= Work order =
Search the entries below for the word "manufacturer", then copy each line in which it is found.

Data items
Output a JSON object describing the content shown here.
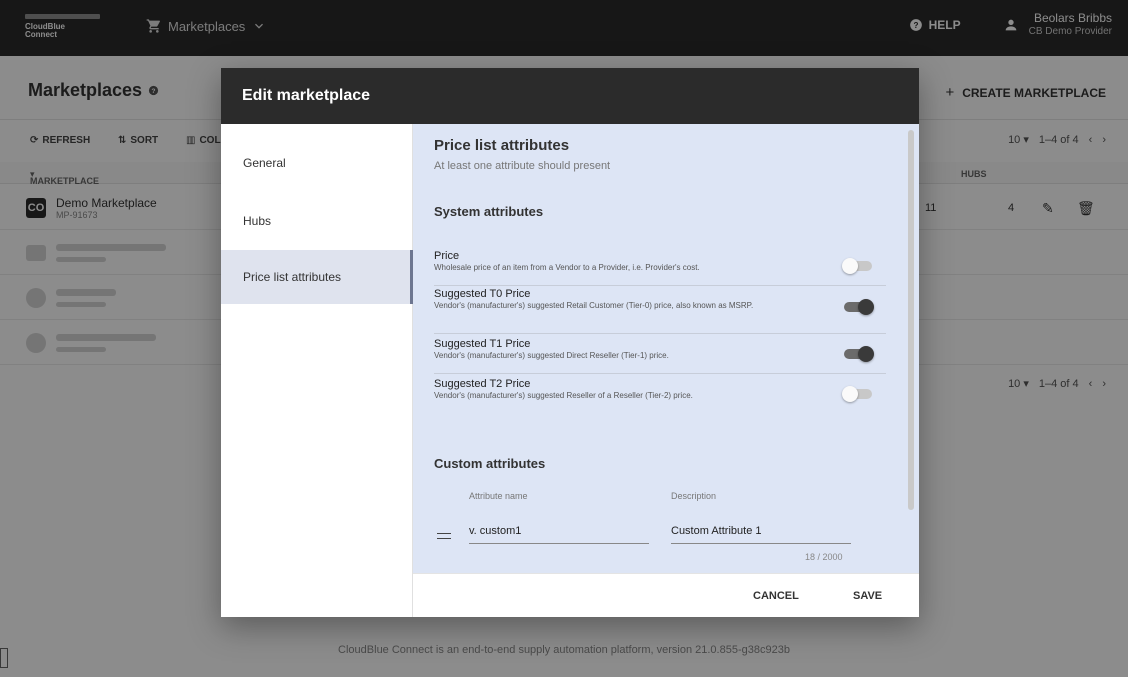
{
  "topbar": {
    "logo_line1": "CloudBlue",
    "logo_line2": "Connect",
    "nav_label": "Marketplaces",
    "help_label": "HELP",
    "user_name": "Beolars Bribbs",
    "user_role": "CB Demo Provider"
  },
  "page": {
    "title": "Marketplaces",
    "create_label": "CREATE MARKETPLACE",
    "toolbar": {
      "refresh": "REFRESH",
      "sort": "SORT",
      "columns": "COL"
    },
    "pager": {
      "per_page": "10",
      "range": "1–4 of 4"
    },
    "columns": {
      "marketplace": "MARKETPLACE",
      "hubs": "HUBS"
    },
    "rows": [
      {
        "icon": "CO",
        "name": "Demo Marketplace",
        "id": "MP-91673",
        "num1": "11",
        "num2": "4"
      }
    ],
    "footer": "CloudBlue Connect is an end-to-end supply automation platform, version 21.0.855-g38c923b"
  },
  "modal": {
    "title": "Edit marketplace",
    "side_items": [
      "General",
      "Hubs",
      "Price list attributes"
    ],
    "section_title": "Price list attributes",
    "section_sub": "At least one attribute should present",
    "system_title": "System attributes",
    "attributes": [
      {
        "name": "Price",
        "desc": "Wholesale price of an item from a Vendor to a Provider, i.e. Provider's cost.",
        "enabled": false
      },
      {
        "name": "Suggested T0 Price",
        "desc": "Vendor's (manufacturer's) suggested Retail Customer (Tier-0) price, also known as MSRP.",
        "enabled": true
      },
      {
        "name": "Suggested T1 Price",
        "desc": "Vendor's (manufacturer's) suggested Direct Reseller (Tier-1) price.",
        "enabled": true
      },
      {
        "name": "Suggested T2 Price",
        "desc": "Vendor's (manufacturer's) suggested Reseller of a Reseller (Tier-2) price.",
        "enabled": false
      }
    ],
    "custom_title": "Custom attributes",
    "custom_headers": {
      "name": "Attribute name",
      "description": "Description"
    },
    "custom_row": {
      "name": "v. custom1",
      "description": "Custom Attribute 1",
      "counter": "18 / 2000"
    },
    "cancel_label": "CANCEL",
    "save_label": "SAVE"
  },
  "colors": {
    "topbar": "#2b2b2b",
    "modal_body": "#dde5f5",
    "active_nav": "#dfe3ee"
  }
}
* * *
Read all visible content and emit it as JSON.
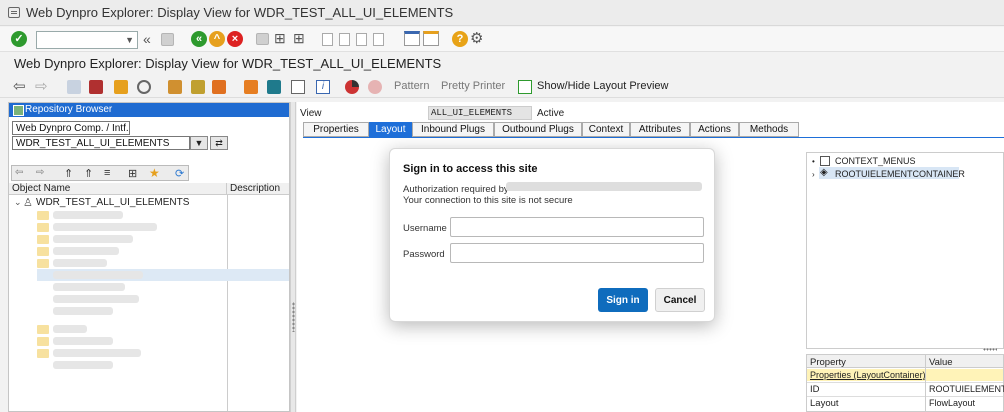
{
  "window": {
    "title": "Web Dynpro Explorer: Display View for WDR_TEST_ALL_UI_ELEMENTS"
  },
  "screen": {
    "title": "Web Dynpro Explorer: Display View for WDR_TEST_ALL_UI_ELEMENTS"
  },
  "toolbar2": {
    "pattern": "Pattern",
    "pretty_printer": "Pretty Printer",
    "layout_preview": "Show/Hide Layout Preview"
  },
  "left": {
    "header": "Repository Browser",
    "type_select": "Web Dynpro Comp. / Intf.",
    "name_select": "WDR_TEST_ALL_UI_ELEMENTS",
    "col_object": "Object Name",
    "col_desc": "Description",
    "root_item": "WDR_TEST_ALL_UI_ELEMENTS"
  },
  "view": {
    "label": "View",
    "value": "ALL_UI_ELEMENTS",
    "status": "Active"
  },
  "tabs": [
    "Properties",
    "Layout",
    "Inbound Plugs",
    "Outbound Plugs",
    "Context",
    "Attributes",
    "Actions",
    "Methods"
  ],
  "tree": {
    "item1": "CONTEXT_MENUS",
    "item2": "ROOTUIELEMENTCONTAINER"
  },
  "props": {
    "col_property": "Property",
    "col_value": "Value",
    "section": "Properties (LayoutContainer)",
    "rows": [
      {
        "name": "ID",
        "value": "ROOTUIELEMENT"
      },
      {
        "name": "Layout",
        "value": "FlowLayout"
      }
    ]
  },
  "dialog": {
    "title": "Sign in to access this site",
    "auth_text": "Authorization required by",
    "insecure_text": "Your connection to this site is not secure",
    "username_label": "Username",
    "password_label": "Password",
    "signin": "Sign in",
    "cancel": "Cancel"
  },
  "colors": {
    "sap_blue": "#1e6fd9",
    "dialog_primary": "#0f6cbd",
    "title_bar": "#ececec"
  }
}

= Finished exercise =
        "desc": "Vendor's (manufacturer's) suggested Retail Customer (Tier-0) price, also known as MSRP.",
        "desc": "Vendor's (manufacturer's) suggested Direct Reseller (Tier-1) price.",
        "desc": "Vendor's (manufacturer's) suggested Reseller of a Reseller (Tier-2) price.",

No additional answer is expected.